“You can get hold of information quickly – for example, at point of sale – and slice and dice it any way you want,” says SAP’s Adrian Simpson of the new generation of ERP. “You don’t just have to use it the way that it comes to you in an IT report. You can get inside the data so much more quickly.” CRM, EPOS, warehouse and supply chain data is coming together as the much-vaunted ERP ‘dashboard’, which can be revelatory when it comes to quickly making and implementing pricing decisions.
It sounds like a playground for savvy marketers. And in some ways it is. But the cloud on the horizon is the customers themselves.
They also have information, especially about price, and Short says he sees too many retailers and manufacturers drawn into a race to the bottom as they slash prices to react to the threat of real-time data. That gets even harder when retailers haven’t joined up pricing and stock availability across their own channels.
A consumer backlash against sharing data has yet to materialize on a significant scale. But Dunnhumby’s Hinds is mindful of the danger. “The key is that [sharing data] should add to the shopping experience. If you do it cleverly and it works, it’s good. If it’s done badly, it’s intrusive”. Or as Short puts it: “The important thing is to be trusted”. Even in a brave new world, some things remain the same.
Three businesses that learned to love the numbers
|The French supermarket giant has developed an iPhone app which lets customers compile a shopping list before they visit the store, and pushes offers based on their preferences. Casino’s long-standing pricing technology gets rid of discrepancies between stores (or between shelf and till) in an instant, and allows the chain to react quickly, and roll out changes in an instant, when its rivals shift their price points. Tesco is following in its footsteps with an app that gives customers the fastest route around a chosen store based on their shopping list.
||An early adopter of technology – it first analyzed point-of-sale data in the 1970s – the company behind the Olive Garden and Red Lobster chains uses software to predict the number of guests in any of its 1,900 outlets at any time. The information helps organize staffing and ordering, as well as optimizing preparation time. Darden claims to have reduced overtime across its 180,000-strong workforce by 40%, and food waste by 10%. Customer comments are delivered electronically, and a Meal Pacing program helps deliver an order to table within a minute of being cooked.

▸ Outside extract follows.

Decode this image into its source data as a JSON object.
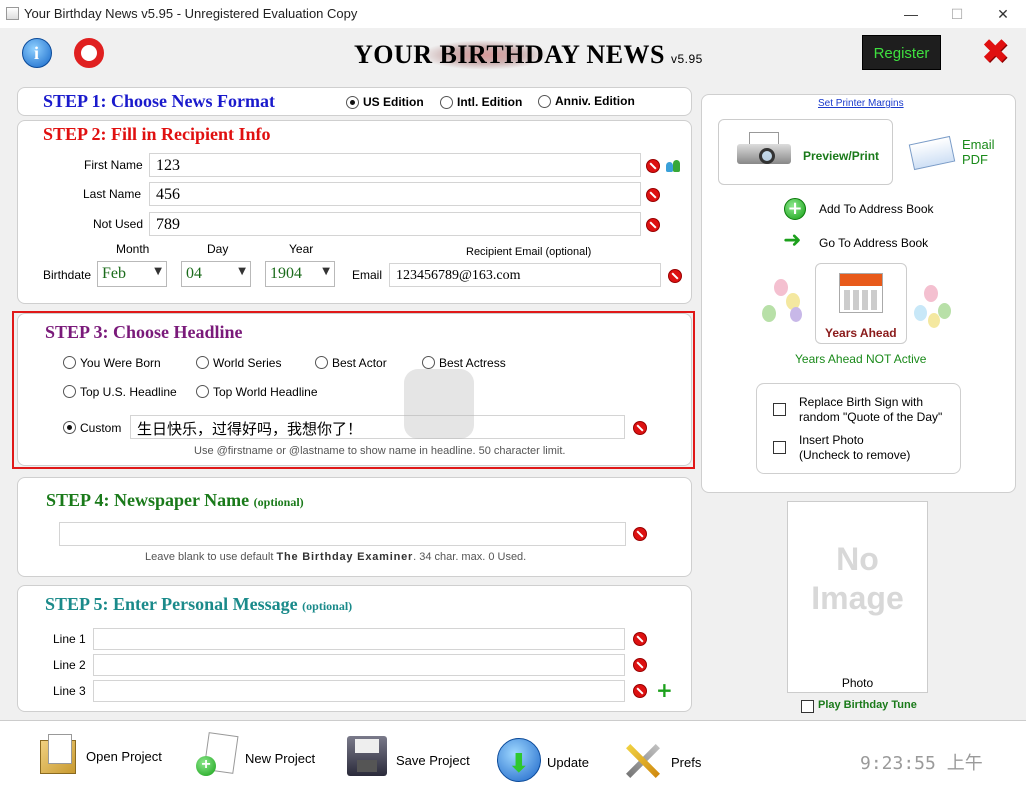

||The online behemoth uses the language of social networking to recruit customers as its data miners. By making its recommendations process feel like a collaborative effort, rather than a hard sell (principally through its “Betterizer” tool), it gains cheap insight that is invaluable in marketing and predicting inventory levels. Amazon asks customers to rate old purchases, and allows them to disallow recommendations that don’t reflect their personal taste. With 100 million visits per month, Amazon is now believed to be expanding its online ad metrics.|